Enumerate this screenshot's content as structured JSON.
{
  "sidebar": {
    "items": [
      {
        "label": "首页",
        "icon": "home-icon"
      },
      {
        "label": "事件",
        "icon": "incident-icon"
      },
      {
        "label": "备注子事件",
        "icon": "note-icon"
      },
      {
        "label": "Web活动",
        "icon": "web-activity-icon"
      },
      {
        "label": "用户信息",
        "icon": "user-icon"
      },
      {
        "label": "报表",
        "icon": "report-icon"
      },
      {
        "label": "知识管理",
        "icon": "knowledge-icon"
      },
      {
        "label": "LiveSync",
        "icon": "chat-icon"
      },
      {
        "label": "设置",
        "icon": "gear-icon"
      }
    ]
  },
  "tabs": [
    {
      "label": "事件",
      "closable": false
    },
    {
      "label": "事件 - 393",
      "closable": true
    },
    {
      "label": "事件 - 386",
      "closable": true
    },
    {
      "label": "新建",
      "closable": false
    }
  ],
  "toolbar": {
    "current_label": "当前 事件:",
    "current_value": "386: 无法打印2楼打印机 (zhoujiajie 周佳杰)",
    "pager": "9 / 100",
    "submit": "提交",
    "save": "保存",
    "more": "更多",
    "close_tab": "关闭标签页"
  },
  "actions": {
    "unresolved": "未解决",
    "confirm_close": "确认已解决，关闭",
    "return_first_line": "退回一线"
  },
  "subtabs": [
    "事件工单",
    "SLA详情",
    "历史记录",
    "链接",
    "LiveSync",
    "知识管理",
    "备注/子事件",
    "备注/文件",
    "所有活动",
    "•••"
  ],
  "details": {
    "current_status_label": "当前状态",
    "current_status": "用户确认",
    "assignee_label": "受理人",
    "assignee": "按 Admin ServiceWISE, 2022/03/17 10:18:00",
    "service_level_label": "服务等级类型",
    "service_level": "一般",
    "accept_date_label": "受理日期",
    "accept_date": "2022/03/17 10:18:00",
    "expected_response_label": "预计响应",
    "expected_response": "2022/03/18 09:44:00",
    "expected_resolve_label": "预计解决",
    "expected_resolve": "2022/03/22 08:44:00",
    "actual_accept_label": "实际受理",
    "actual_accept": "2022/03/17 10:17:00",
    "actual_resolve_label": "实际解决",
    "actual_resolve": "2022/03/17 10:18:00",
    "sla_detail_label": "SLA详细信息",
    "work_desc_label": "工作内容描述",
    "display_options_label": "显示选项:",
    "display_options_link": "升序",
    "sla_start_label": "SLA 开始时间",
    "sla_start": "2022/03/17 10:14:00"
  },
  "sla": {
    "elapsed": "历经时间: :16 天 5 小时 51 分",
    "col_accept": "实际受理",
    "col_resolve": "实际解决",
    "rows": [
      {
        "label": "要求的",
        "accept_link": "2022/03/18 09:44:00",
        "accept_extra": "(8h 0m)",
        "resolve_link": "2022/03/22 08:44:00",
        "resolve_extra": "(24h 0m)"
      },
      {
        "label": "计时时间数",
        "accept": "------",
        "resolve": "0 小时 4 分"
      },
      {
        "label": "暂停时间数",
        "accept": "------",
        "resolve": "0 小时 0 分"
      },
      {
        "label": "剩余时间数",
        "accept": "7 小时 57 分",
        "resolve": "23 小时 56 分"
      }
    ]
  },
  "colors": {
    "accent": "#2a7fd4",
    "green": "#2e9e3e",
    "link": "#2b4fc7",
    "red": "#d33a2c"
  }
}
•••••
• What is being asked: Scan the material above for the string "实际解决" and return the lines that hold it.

• Exercise result:
    "actual_resolve_label": "实际解决",
    "col_resolve": "实际解决",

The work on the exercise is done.